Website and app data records
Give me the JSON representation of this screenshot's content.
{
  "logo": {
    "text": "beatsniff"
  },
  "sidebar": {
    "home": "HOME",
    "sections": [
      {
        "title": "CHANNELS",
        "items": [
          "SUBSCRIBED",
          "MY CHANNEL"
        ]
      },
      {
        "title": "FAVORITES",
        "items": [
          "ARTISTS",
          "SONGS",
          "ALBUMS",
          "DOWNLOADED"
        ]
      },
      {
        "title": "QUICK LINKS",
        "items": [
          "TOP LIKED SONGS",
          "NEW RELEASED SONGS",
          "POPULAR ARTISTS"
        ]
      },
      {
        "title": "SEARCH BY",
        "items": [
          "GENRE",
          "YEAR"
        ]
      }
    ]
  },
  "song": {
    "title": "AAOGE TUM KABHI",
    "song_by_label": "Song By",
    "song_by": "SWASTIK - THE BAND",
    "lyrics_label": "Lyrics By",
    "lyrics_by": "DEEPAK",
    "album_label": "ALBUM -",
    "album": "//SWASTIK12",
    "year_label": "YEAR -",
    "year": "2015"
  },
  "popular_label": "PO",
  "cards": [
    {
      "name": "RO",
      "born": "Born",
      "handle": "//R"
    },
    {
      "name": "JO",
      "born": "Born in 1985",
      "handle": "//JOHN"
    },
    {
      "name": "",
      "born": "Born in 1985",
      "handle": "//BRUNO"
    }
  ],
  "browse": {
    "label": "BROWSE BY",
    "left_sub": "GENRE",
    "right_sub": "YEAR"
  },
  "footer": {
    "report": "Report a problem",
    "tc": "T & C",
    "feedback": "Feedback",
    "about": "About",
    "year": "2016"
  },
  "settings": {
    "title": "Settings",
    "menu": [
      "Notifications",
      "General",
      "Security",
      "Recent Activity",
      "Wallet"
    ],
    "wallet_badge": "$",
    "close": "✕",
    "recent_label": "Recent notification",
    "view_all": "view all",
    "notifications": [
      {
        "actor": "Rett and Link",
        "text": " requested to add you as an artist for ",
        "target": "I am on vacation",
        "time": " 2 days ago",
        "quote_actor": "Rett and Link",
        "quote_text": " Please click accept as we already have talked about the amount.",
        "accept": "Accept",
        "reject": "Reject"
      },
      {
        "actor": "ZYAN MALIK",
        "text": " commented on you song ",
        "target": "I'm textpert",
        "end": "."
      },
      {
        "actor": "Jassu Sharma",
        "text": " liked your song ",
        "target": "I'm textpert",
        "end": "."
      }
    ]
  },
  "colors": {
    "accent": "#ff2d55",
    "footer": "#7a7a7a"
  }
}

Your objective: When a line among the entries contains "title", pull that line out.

Written answer:
        "title": "CHANNELS",
        "title": "FAVORITES",
        "title": "QUICK LINKS",
        "title": "SEARCH BY",
    "title": "AAOGE TUM KABHI",
    "title": "Settings",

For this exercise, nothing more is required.